Researchers offer the latest evidence around supplements for osteoarthritis

With a large number of people relying on supplements to reduce their osteoarthritis pain, our researchers at the Kolling Institute have conducted a much-needed review of the most popular ones.

The condition is impacting an increasing number of people, with many experiencing joint pain and functional impairment due to the disabling disease.

Sadly, there is a lack of effective drugs to treat the condition so many people resort to supplements in the hope of achieving some relief.

Now, researchers at the Kolling Institute have completed a comprehensive review, summarising the best available evidence and detailing the most effective supplements.

Rheumatology fellow Dr Xiaoqian Liu from the Osteoarthritis Research Team said we have developed a traffic light diagram that provides easily obtainable information for clinicians and patients.

“There are three colours in the diagram, representing the various recommendation levels,” she said.

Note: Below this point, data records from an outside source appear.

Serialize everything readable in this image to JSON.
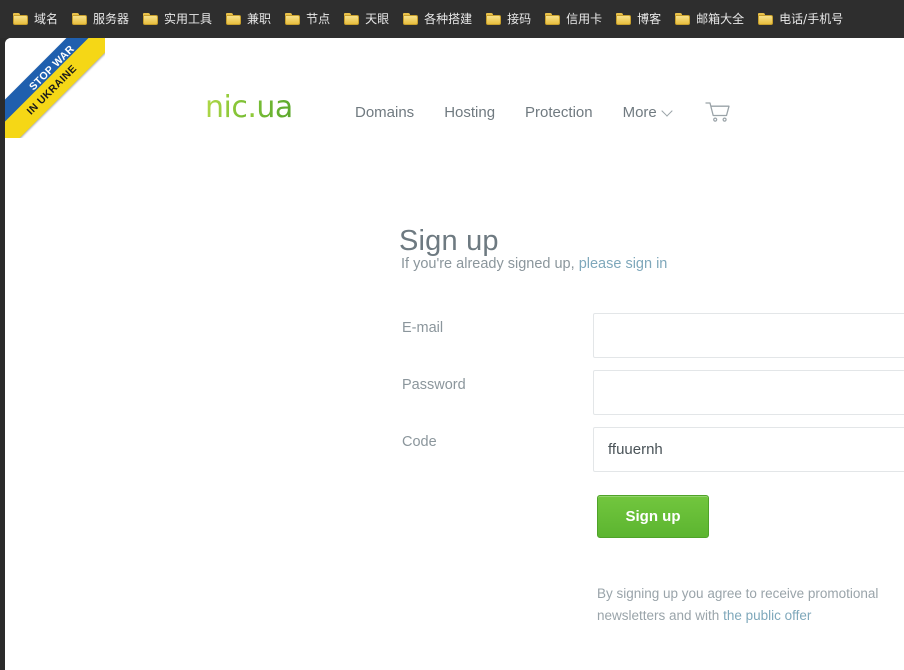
{
  "browser": {
    "bookmarks": [
      {
        "icon": "folder-icon",
        "label": "域名"
      },
      {
        "icon": "folder-icon",
        "label": "服务器"
      },
      {
        "icon": "folder-icon",
        "label": "实用工具"
      },
      {
        "icon": "folder-icon",
        "label": "兼职"
      },
      {
        "icon": "folder-icon",
        "label": "节点"
      },
      {
        "icon": "folder-icon",
        "label": "天眼"
      },
      {
        "icon": "folder-icon",
        "label": "各种搭建"
      },
      {
        "icon": "folder-icon",
        "label": "接码"
      },
      {
        "icon": "folder-icon",
        "label": "信用卡"
      },
      {
        "icon": "folder-icon",
        "label": "博客"
      },
      {
        "icon": "folder-icon",
        "label": "邮箱大全"
      },
      {
        "icon": "folder-icon",
        "label": "电话/手机号"
      }
    ]
  },
  "ribbon": {
    "line1": "STOP WAR",
    "line2": "IN UKRAINE",
    "color_top": "#1f5fae",
    "color_bottom": "#f5d716"
  },
  "header": {
    "logo": {
      "part1": "nic",
      "dot": ".",
      "part2": "ua",
      "color": "#8fc93a"
    },
    "nav": [
      {
        "label": "Domains",
        "has_chevron": false
      },
      {
        "label": "Hosting",
        "has_chevron": false
      },
      {
        "label": "Protection",
        "has_chevron": false
      },
      {
        "label": "More",
        "has_chevron": true
      }
    ],
    "cart": {
      "icon": "shopping-cart-icon"
    }
  },
  "signup": {
    "title": "Sign up",
    "signin_note_prefix": "If you're already signed up, ",
    "signin_link": "please sign in",
    "fields": [
      {
        "label": "E-mail",
        "value": "",
        "placeholder": "",
        "type": "text",
        "name": "email"
      },
      {
        "label": "Password",
        "value": "",
        "placeholder": "",
        "type": "password",
        "name": "password"
      },
      {
        "label": "Code",
        "value": "ffuuernh",
        "placeholder": "",
        "type": "text",
        "name": "code"
      }
    ],
    "submit_label": "Sign up",
    "submit_color": "#5cb530",
    "terms_prefix": "By signing up you agree to receive promotional newsletters and with ",
    "terms_link": "the public offer",
    "link_color": "#7fa8bb"
  }
}
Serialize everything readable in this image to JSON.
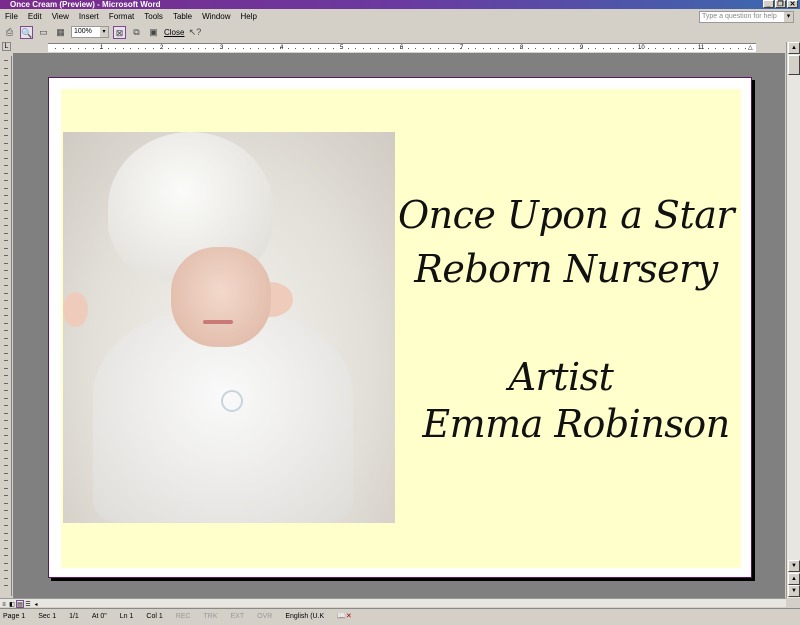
{
  "window": {
    "title": "Once Cream (Preview) - Microsoft Word"
  },
  "menu": [
    "File",
    "Edit",
    "View",
    "Insert",
    "Format",
    "Tools",
    "Table",
    "Window",
    "Help"
  ],
  "help_box": {
    "placeholder": "Type a question for help"
  },
  "toolbar": {
    "zoom": "100%",
    "close": "Close"
  },
  "ruler": [
    "1",
    "2",
    "3",
    "4",
    "5",
    "6",
    "7",
    "8",
    "9",
    "10",
    "11"
  ],
  "document": {
    "line1": "Once Upon a Star",
    "line2": "Reborn Nursery",
    "line3": "Artist",
    "line4": "Emma Robinson",
    "background_color": "#ffffcc"
  },
  "status": {
    "page": "Page 1",
    "sec": "Sec 1",
    "pages": "1/1",
    "at": "At 0\"",
    "ln": "Ln 1",
    "col": "Col 1",
    "rec": "REC",
    "trk": "TRK",
    "ext": "EXT",
    "ovr": "OVR",
    "lang": "English (U.K"
  }
}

“Green means recommend, orange means probably recommend or probably don’t recommend and red means don’t recommend.

“Following our review, we conditionally recommend a short period of use of curcumin, Boswellia serrata extract and pine bark extract as the current evidence shows they have a large treatment effect in relieving pain and improving function.

“Other supplements however, have only demonstrated a minimal treatment effect in pain relief.”

Researchers say the quality of the current evidence is low and larger studies are needed to confirm the findings, but they hope their review will help those with osteoarthritis make an informed decision.

“There are a tremendous number of supplements on the market, so it’s crucial the community has access to the latest, reliable information around the impact of these supplements.”